Aussie-Kiwi director Roger Donaldson has built a respectable (if not particularly ambitious) career making competent Hollywood thrillers like No Way Out, Thirteen Days and The Recruit. But one of his earliest jobs behind the camera was the 1971 documentary Offerings to the God of Speed, an account of a plucky 72-year-old New Zealander named Burt Munro, who sought to break the world record for land speed at Utah's Bonneville Salt Flats.
Now, more than 30 years later, Donaldson comes full circle with this whimsically fictionalized account of Munro's fateful journey to 1967's Speed Week. Combining two tried-and-true film genres the victorious underdog and eccentric road movie his episodic crowd-pleaser is hokey, predictable and utterly irresistible.

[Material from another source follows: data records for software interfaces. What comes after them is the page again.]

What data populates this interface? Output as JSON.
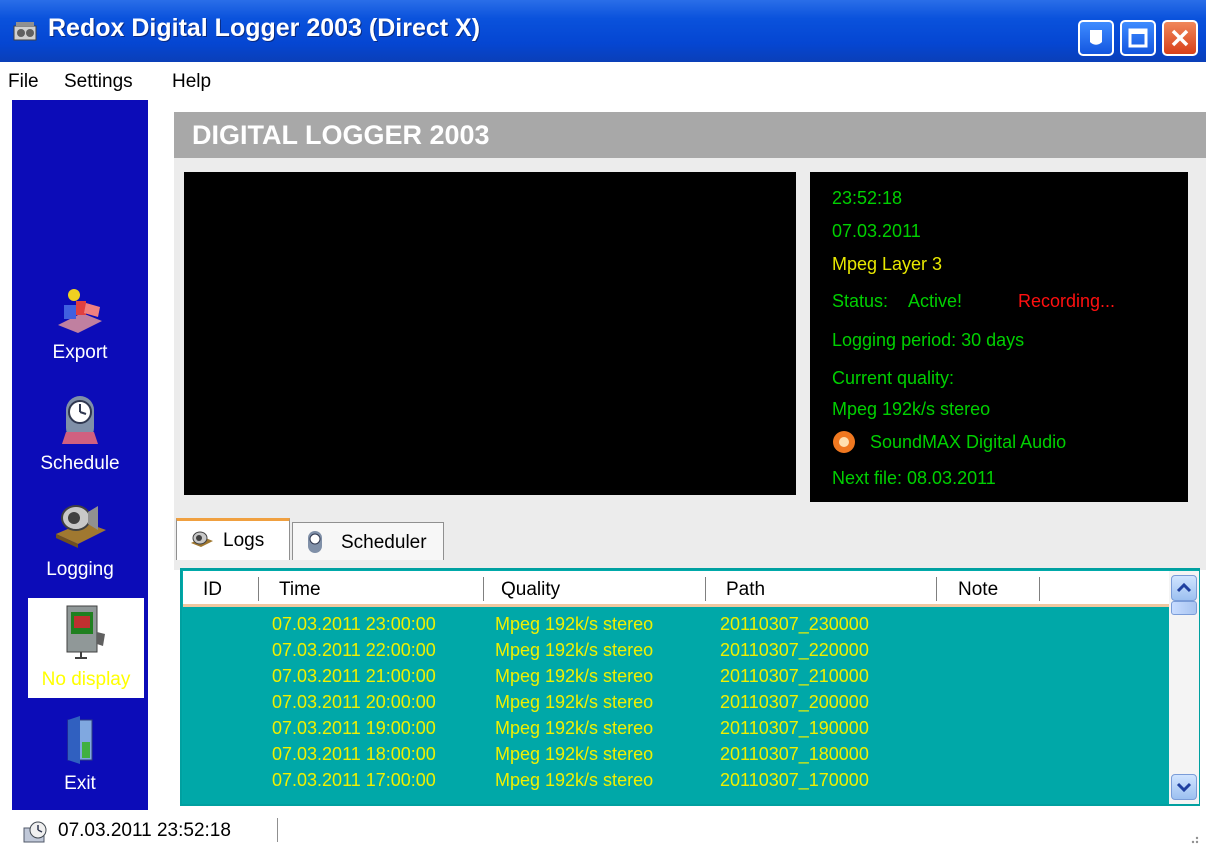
{
  "window": {
    "title": "Redox Digital Logger 2003 (Direct X)"
  },
  "menu": {
    "items": [
      "File",
      "Settings",
      "Help"
    ]
  },
  "sidebar": {
    "items": [
      {
        "label": "Export",
        "icon": "export-icon"
      },
      {
        "label": "Schedule",
        "icon": "clock-icon"
      },
      {
        "label": "Logging",
        "icon": "speaker-icon"
      },
      {
        "label": "No display",
        "icon": "monitor-icon",
        "active": true
      },
      {
        "label": "Exit",
        "icon": "door-icon"
      }
    ]
  },
  "main": {
    "title": "DIGITAL LOGGER 2003"
  },
  "info": {
    "time": "23:52:18",
    "date": "07.03.2011",
    "codec": "Mpeg Layer 3",
    "status_label": "Status:",
    "status_value": "Active!",
    "recording": "Recording...",
    "logging_period": "Logging period: 30 days",
    "quality_label": "Current quality:",
    "quality_value": "Mpeg 192k/s stereo",
    "device": "SoundMAX Digital Audio",
    "next_file": "Next file:  08.03.2011"
  },
  "tabs": [
    {
      "label": "Logs",
      "active": true
    },
    {
      "label": "Scheduler",
      "active": false
    }
  ],
  "log_table": {
    "columns": [
      "ID",
      "Time",
      "Quality",
      "Path",
      "Note"
    ],
    "rows": [
      [
        "",
        "07.03.2011 23:00:00",
        "Mpeg 192k/s stereo",
        "20110307_230000",
        ""
      ],
      [
        "",
        "07.03.2011 22:00:00",
        "Mpeg 192k/s stereo",
        "20110307_220000",
        ""
      ],
      [
        "",
        "07.03.2011 21:00:00",
        "Mpeg 192k/s stereo",
        "20110307_210000",
        ""
      ],
      [
        "",
        "07.03.2011 20:00:00",
        "Mpeg 192k/s stereo",
        "20110307_200000",
        ""
      ],
      [
        "",
        "07.03.2011 19:00:00",
        "Mpeg 192k/s stereo",
        "20110307_190000",
        ""
      ],
      [
        "",
        "07.03.2011 18:00:00",
        "Mpeg 192k/s stereo",
        "20110307_180000",
        ""
      ],
      [
        "",
        "07.03.2011 17:00:00",
        "Mpeg 192k/s stereo",
        "20110307_170000",
        ""
      ]
    ]
  },
  "status_bar": {
    "text": "07.03.2011 23:52:18"
  },
  "colors": {
    "sidebar_bg": "#0c0cb8",
    "list_bg": "#00a8a8",
    "info_green": "#00d000",
    "info_yellow": "#e8e800",
    "recording_red": "#ff1010"
  }
}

Anthony Hopkins sports a convincing New Zealand accent in his role as the eccentric and determined Burt Munro. Living in a cinderblock shed and endlessly revamping his custom-built 40-year-old Indian motorbike with homemade parts, Burt saves his pennies for a trip to Bonneville "just to see how fast she'll go." Saddled with a bum ticker, bad hearing and more gruff charm than you can shake a stick at, he manages to make it as far as big bad Los Angeles. With few resources and fewer friends, Burt relies on determination and opened-faced kookiness to win him the support of various colorful locals (a transvestite motel clerk, a Latino used car dealer) to send him on his way. With a beater car and makeshift trailer, he treks across the American West, falling into one slight but amiable adventure after another. Finally arriving in Bonneville for Speed Week, he's rebuked by officials for failing to register. Worse still, his bike fails every safety check in the book. With only his charisma to fall back on, will the sexagenarian get to compete?

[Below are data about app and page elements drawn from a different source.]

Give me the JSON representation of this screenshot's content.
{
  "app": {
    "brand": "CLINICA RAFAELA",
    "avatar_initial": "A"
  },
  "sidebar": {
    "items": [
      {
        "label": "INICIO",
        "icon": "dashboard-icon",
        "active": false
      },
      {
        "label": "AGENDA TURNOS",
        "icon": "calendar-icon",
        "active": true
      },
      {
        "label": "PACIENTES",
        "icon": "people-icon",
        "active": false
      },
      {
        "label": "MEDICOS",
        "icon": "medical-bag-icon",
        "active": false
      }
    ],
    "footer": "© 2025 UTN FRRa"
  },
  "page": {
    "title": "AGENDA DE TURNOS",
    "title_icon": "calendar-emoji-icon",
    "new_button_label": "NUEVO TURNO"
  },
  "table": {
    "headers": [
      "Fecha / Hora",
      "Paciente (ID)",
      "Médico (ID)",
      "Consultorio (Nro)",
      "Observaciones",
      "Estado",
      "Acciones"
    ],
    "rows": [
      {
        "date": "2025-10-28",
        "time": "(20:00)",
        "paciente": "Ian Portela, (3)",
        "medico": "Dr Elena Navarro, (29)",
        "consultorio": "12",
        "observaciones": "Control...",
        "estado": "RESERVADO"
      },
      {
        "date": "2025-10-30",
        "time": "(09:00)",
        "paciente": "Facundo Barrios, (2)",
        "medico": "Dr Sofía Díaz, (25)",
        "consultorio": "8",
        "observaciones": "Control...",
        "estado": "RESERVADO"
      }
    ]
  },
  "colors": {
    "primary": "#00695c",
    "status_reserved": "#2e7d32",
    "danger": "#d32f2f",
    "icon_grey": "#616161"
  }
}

The film's "based on a true story" credentials promise that the conclusion is pretty foregone. Still, Donaldson's skillful direction and doggedly heartwarming script wear you down and win you over. Sure the stereotypes and dramatic orchestral swells get to be a bit much, but there's no denying Munro's attempt to break the land speed record is a gripping piece of sports drama; only the most black-hearted of viewers will fail to root for the old coot.
Much of the film's appeal rests on Hopkins' very capable shoulders. His effortless acting style brings a much-needed sense of reality to the script's most contrived moments. With a wry sense of humor, he captures both the obsessive and innocent qualities of this endearing old man.
The supporting cast including Paul Rodriguez and Diane Ladd is relegated to little more than cameo appearances as the colorful misfits Munro encounters along the way. Everyone does a fine job, but Chris Williams stands out as the cross-dressing clerk who becomes Burt's first American admirer.
To say that The World's Fastest Indian defies a clear audience demographic would be a bit of an understatement. Its rambling narrative, arcane subject matter and sentimental spirit would seem to make it a marketing nightmare. But it's hard to resist the film's vintage sensibilities and disorderly style. Much like Burt Munro himself, the film works its relentless and peculiar charms and turns you into a fan.
Showing at the Maple Art Theatre (4135 W. Maple Rd., Bloomfield Hills; 248-263-2111).
Jeff Meyers writes about film for Metro Times. Send comments to email@example.com.